This year’s Kwita Izina, the infant gorilla naming annual ceremony was held with a difference that highlighted to innovativeness of the organisers, the Rwanda Development Board (RDB).
This year, the Kwita Izina events included the first ever Kwita Izina Conservation and Tourism Exhibition. Held in Kigali over a three-day period starting Aug. 27, the event attracted participants from Uganda, Kenya, Tanzania, Nigeria and Zimbabwe, not to mention the many local public and private entities that exhibited.
In a fitting prelude to the 12th gorilla naming ceremony, local participants at the Kigali event exhibited Rwanda’s tourist attraction while their visitors from other countries showcased tourism packages from their countries.
The aim of the exhibition was to offer a platform to raise awareness about the conservation efforts of exhibiting countries and also promote the different destinations.
A dialogue on Conservation and the Kwita Izina Series marked the climax of the exhibition leading into the Gorilla naming Ceremony in Kinigi, Musanze District.
The events around it included the first ever Kwita Izina fundraising gala dinner which raised Rwf25 million for the conservation effort.
About 400 people are said to have attended among them government officials, members of diplomatic corps, conservationists from across the world and private sector players and citizens.
Guests were entertained with cameo performances from Mashirika arts, jazz music from Ugandan maestro Isaiah Katumwa, and popular beats by Nigerian singer Wizkid.

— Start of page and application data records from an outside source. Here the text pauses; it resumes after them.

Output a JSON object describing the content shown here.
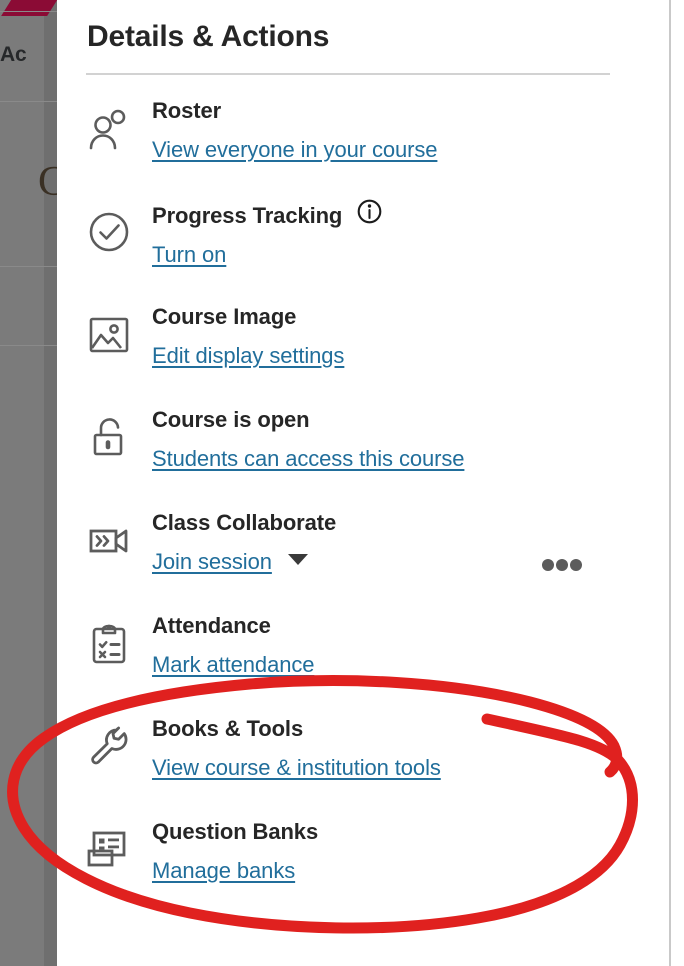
{
  "panel": {
    "title": "Details & Actions",
    "overflow_button_label": "More options",
    "items": [
      {
        "icon": "people-icon",
        "label": "Roster",
        "link": "View everyone in your course",
        "has_info": false,
        "has_caret": false
      },
      {
        "icon": "check-circle-icon",
        "label": "Progress Tracking",
        "link": "Turn on",
        "has_info": true,
        "has_caret": false
      },
      {
        "icon": "image-icon",
        "label": "Course Image",
        "link": "Edit display settings",
        "has_info": false,
        "has_caret": false
      },
      {
        "icon": "unlock-icon",
        "label": "Course is open",
        "link": "Students can access this course",
        "has_info": false,
        "has_caret": false
      },
      {
        "icon": "video-camera-icon",
        "label": "Class Collaborate",
        "link": "Join session",
        "has_info": false,
        "has_caret": true
      },
      {
        "icon": "clipboard-check-icon",
        "label": "Attendance",
        "link": "Mark attendance",
        "has_info": false,
        "has_caret": false
      },
      {
        "icon": "wrench-icon",
        "label": "Books & Tools",
        "link": "View course & institution tools",
        "has_info": false,
        "has_caret": false
      },
      {
        "icon": "card-list-icon",
        "label": "Question Banks",
        "link": "Manage banks",
        "has_info": false,
        "has_caret": false
      }
    ]
  },
  "background": {
    "partial_text": "Ac",
    "partial_glyph": "C"
  },
  "annotation": {
    "shape": "hand-drawn-ellipse",
    "color": "#e0211f",
    "encircles": [
      "Books & Tools",
      "Question Banks"
    ]
  },
  "colors": {
    "link": "#216e9b",
    "label": "#262626",
    "icon": "#5c5c5c",
    "divider": "#d2d2d2",
    "annotation_red": "#e0211f",
    "brand_maroon": "#8b0b35",
    "backdrop_dim": "#7b7b7b"
  }
}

Commenting on the exhibition, RDB CEO Francis Gatare told journalists that it would now be part of the annual event.
“We will continue to organise it and grow with it,” he said and urged conservationists, exhibitors, and tour operators from all over the world to mark the date on their 2017 calendar.
The gorilla naming ceremony is the most important annual national conservation and tourism event on the Rwandan calendar. At least 216 baby gorillas have been named since 2005.

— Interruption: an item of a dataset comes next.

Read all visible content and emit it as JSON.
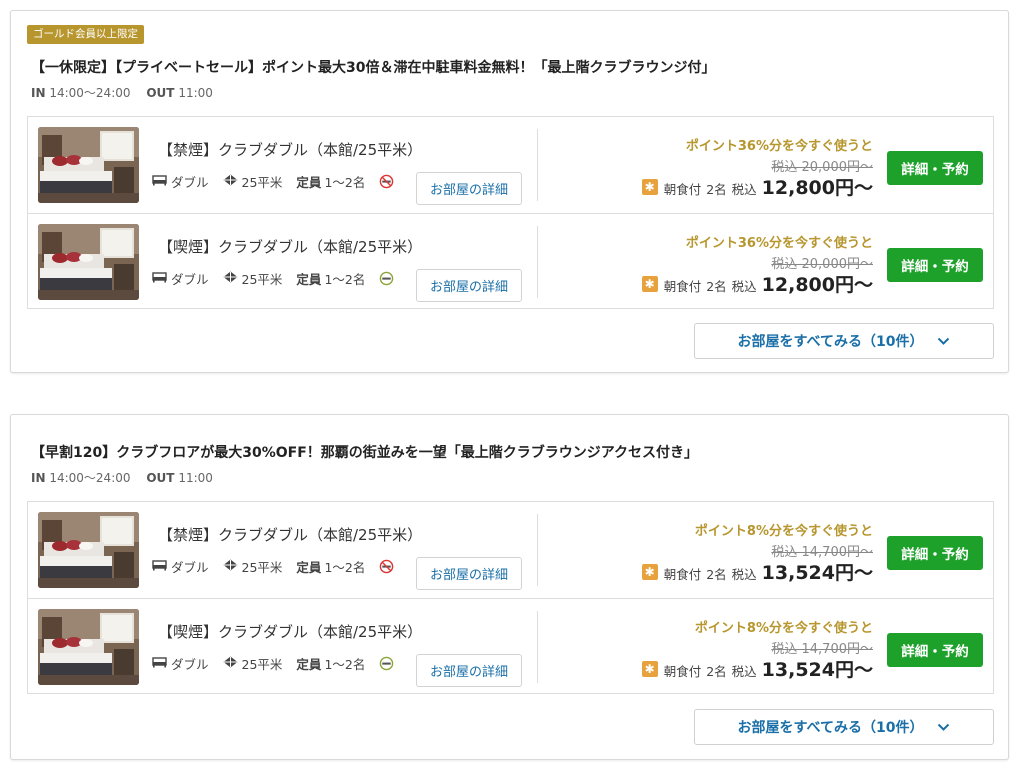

“It is not only a celebration of our conservation success story, but a hybrid platform of events and a series of activities focused on conservation and sustainable tourism,” said Belise Kariza, the chief tourism officer at the RDB.
Kariza commented on the theme for this year, `Conservation is life’ which she said “is a strong statement”.

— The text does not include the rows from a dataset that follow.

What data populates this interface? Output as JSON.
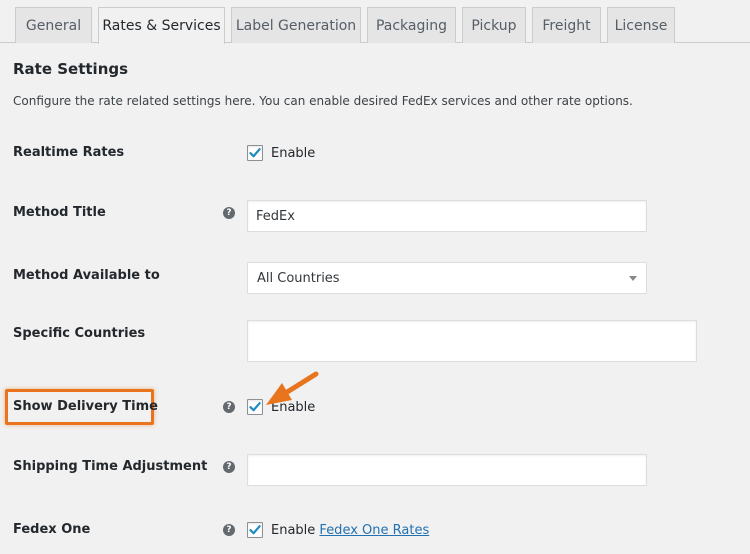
{
  "tabs": [
    {
      "label": "General",
      "active": false
    },
    {
      "label": "Rates & Services",
      "active": true
    },
    {
      "label": "Label Generation",
      "active": false
    },
    {
      "label": "Packaging",
      "active": false
    },
    {
      "label": "Pickup",
      "active": false
    },
    {
      "label": "Freight",
      "active": false
    },
    {
      "label": "License",
      "active": false
    }
  ],
  "section": {
    "title": "Rate Settings",
    "description": "Configure the rate related settings here. You can enable desired FedEx services and other rate options."
  },
  "fields": {
    "realtime_rates": {
      "label": "Realtime Rates",
      "checkbox_label": "Enable",
      "checked": true
    },
    "method_title": {
      "label": "Method Title",
      "value": "FedEx",
      "help": "?"
    },
    "method_available_to": {
      "label": "Method Available to",
      "selected": "All Countries"
    },
    "specific_countries": {
      "label": "Specific Countries",
      "value": ""
    },
    "show_delivery_time": {
      "label": "Show Delivery Time",
      "checkbox_label": "Enable",
      "checked": true,
      "help": "?"
    },
    "shipping_time_adjustment": {
      "label": "Shipping Time Adjustment",
      "value": "",
      "help": "?"
    },
    "fedex_one": {
      "label": "Fedex One",
      "checkbox_label": "Enable",
      "link_text": "Fedex One Rates",
      "checked": true,
      "help": "?"
    }
  },
  "colors": {
    "highlight": "#e8741e",
    "checkmark": "#1e8cbe",
    "link": "#2271b1"
  },
  "icons": {
    "checkmark": "checkmark-icon",
    "help": "help-icon",
    "dropdown": "chevron-down-icon",
    "annotation_arrow": "arrow-icon"
  }
}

“This is a way to make the population of Rwanda and even the international community aware that our conservation efforts are getting stronger, and it is proven by the increasing number of baby gorillas we name each year,” she told journalists at the event.
Of the 800 mountain gorillas in Virunga Transboundary, 440 are in Rwanda, and the trend has been growing for the last 12 years, according to Kariza.
The Kwita Izina event, which was this year held in Kinigi, northern Rwanda, was equally colourful and successful. Tourism generated US$318 million for Rwanda in 2015, a 4 percent increase compared to that of 2014. The RDB estimates to that this year Tourism earnings will increase by 5 or 6 percent.